    In my letters, I was not arguing that they shouldn't have put the cycle tracks in. I was trying to point out that the tracks did not meet the guidelines (even their own) and that the mere presence of the tracks made life difficult for other cyclists. A significant number of the tracks that I criticised were not constrained by space, so the only reasons for not doing the job properly were that the designers did not know or understand the guidelines and/or that they were constrained by budget.

    My Council states that they cannot install infrastructure that accommodates all cyclists. They have a "twin network" approach: one for inexperienced / leisure cyclists and one for experienced / utility cyclists. This is fine but, while there is plenty of infrastucture for the former, there is precious little for the latter. The Council does not seem to realise that one network can adversely affect the other: mainly because of the attitude of non-cyclists.
    FCN 7 (4 weekdays)
    FCN 11 (1 weekday)

    There is an old cyclist called Leigh (not me!)
    Who's pedalling's a blur to see
    So fast is his action
    The Lorenz Contraction
    Shortens his bike to a "T"
  • OrbitRider, please do not take the criticism too harshly. I merely observe the balance between honesty and progress.
    I myself caused much merriment over the summer when I delivered a rant that would make Basil Fawlty embarrassed when faced with cycle track built next to and running parallel with a cycle path. Had I delivered the rant to the relevant council official no doubt an electric fence would have gone up around their offices just to keep me out.

    And that is the point. We need to change things, and take responsibility for some of the work needed to change things.

    I think I'll email local cycling groups and see if I can get some real non internet action going. I will let you know how it goes.
  • Hi EH,

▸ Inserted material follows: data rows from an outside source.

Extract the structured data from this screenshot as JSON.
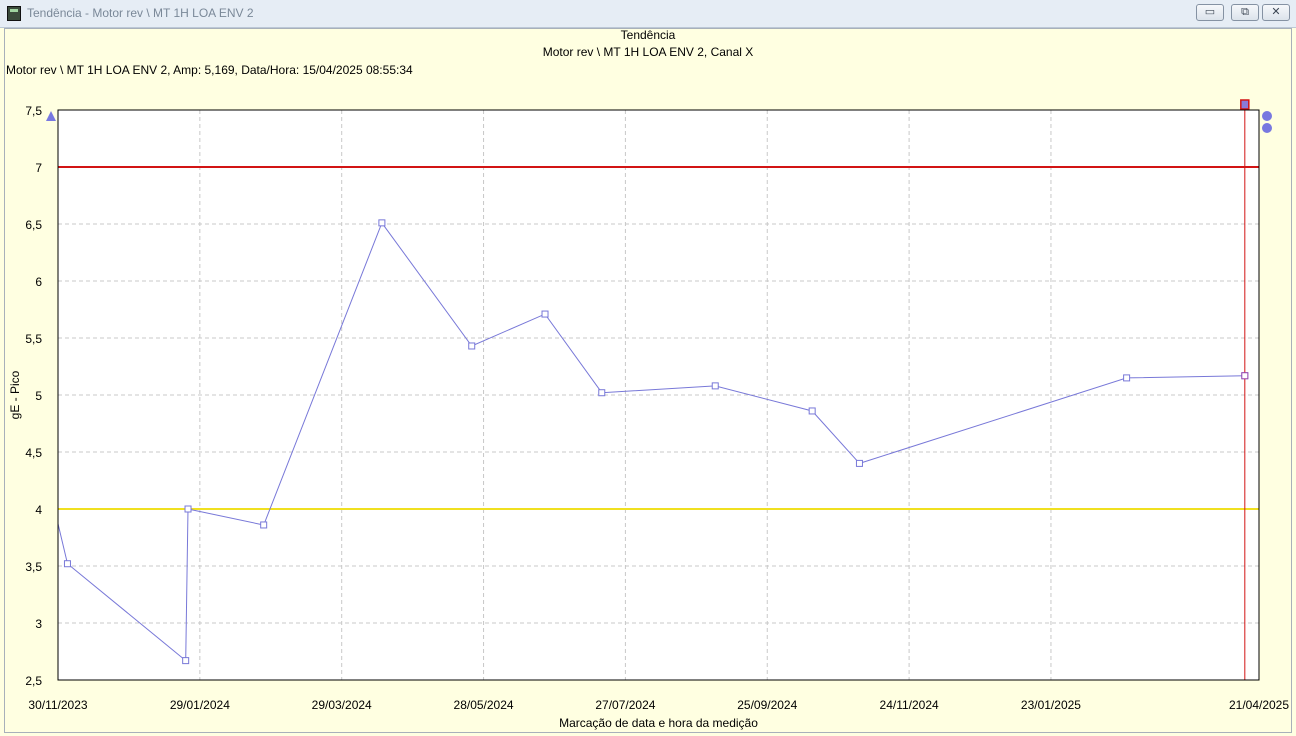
{
  "window": {
    "title": "Tendência - Motor rev \\ MT 1H LOA ENV 2",
    "minimize_glyph": "▭",
    "restore_glyph": "⧉",
    "close_glyph": "✕"
  },
  "header": {
    "title": "Tendência",
    "subtitle": "Motor rev \\ MT 1H LOA ENV 2, Canal X",
    "readout": "Motor rev \\ MT 1H LOA ENV 2, Amp: 5,169, Data/Hora: 15/04/2025 08:55:34"
  },
  "colors": {
    "background": "#FFFFE1",
    "plot_background": "#FFFFFF",
    "series": "#7878D8",
    "alarm_high": "#D21414",
    "alarm_warning": "#F0E020",
    "cursor": "#D21414",
    "grid": "#C8C8C8"
  },
  "chart_data": {
    "type": "line",
    "title": "Tendência",
    "subtitle": "Motor rev \\ MT 1H LOA ENV 2, Canal X",
    "xlabel": "Marcação de data e hora da medição",
    "ylabel": "gE - Pico",
    "xlim": [
      "2023-11-30",
      "2025-04-21"
    ],
    "ylim": [
      2.5,
      7.5
    ],
    "x_tick_labels": [
      "30/11/2023",
      "29/01/2024",
      "29/03/2024",
      "28/05/2024",
      "27/07/2024",
      "25/09/2024",
      "24/11/2024",
      "23/01/2025",
      "21/04/2025"
    ],
    "y_tick_labels": [
      "2,5",
      "3",
      "3,5",
      "4",
      "4,5",
      "5",
      "5,5",
      "6",
      "6,5",
      "7",
      "7,5"
    ],
    "grid": true,
    "series": [
      {
        "x": [
          "2023-11-30",
          "2023-12-04",
          "2024-01-23",
          "2024-01-24",
          "2024-02-25",
          "2024-04-15",
          "2024-05-23",
          "2024-06-23",
          "2024-07-17",
          "2024-09-03",
          "2024-10-14",
          "2024-11-03",
          "2025-02-24",
          "2025-04-15"
        ],
        "y": [
          3.87,
          3.52,
          2.67,
          4.0,
          3.86,
          6.51,
          5.43,
          5.71,
          5.02,
          5.08,
          4.86,
          4.4,
          5.15,
          5.169
        ]
      }
    ],
    "alarm_lines": [
      {
        "level": "alarm",
        "y": 7.0
      },
      {
        "level": "warning",
        "y": 4.0
      }
    ],
    "cursor": {
      "x": "2025-04-15",
      "y": 5.169
    }
  }
}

    Your criticism was perfectly justified: it was an emotive word and it could have got people's backs up. However, I did feel justified in using it, considering some of the facilites I described - which were certainly candidates for Warrington Cycle Campaign's Facility of the Month awards.
    FCN 7 (4 weekdays)
    FCN 11 (1 weekday)

    There is an old cyclist called Leigh (not me!)
    Who's pedalling's a blur to see
    So fast is his action
    The Lorenz Contraction
    Shortens his bike to a "T"
  • The other thing to consider to consider is that a lot of these cycling facilities, although perceived by councils, local politicians and non cyclists as being safer (see my post about the Conversion of an on road cycle laneto a shared pavement cycle path, in particular the comment by the local councillor), actually aren't necessarily safer as was sadly illustrated in the fatality on the A4 cycle lane in London in November last year.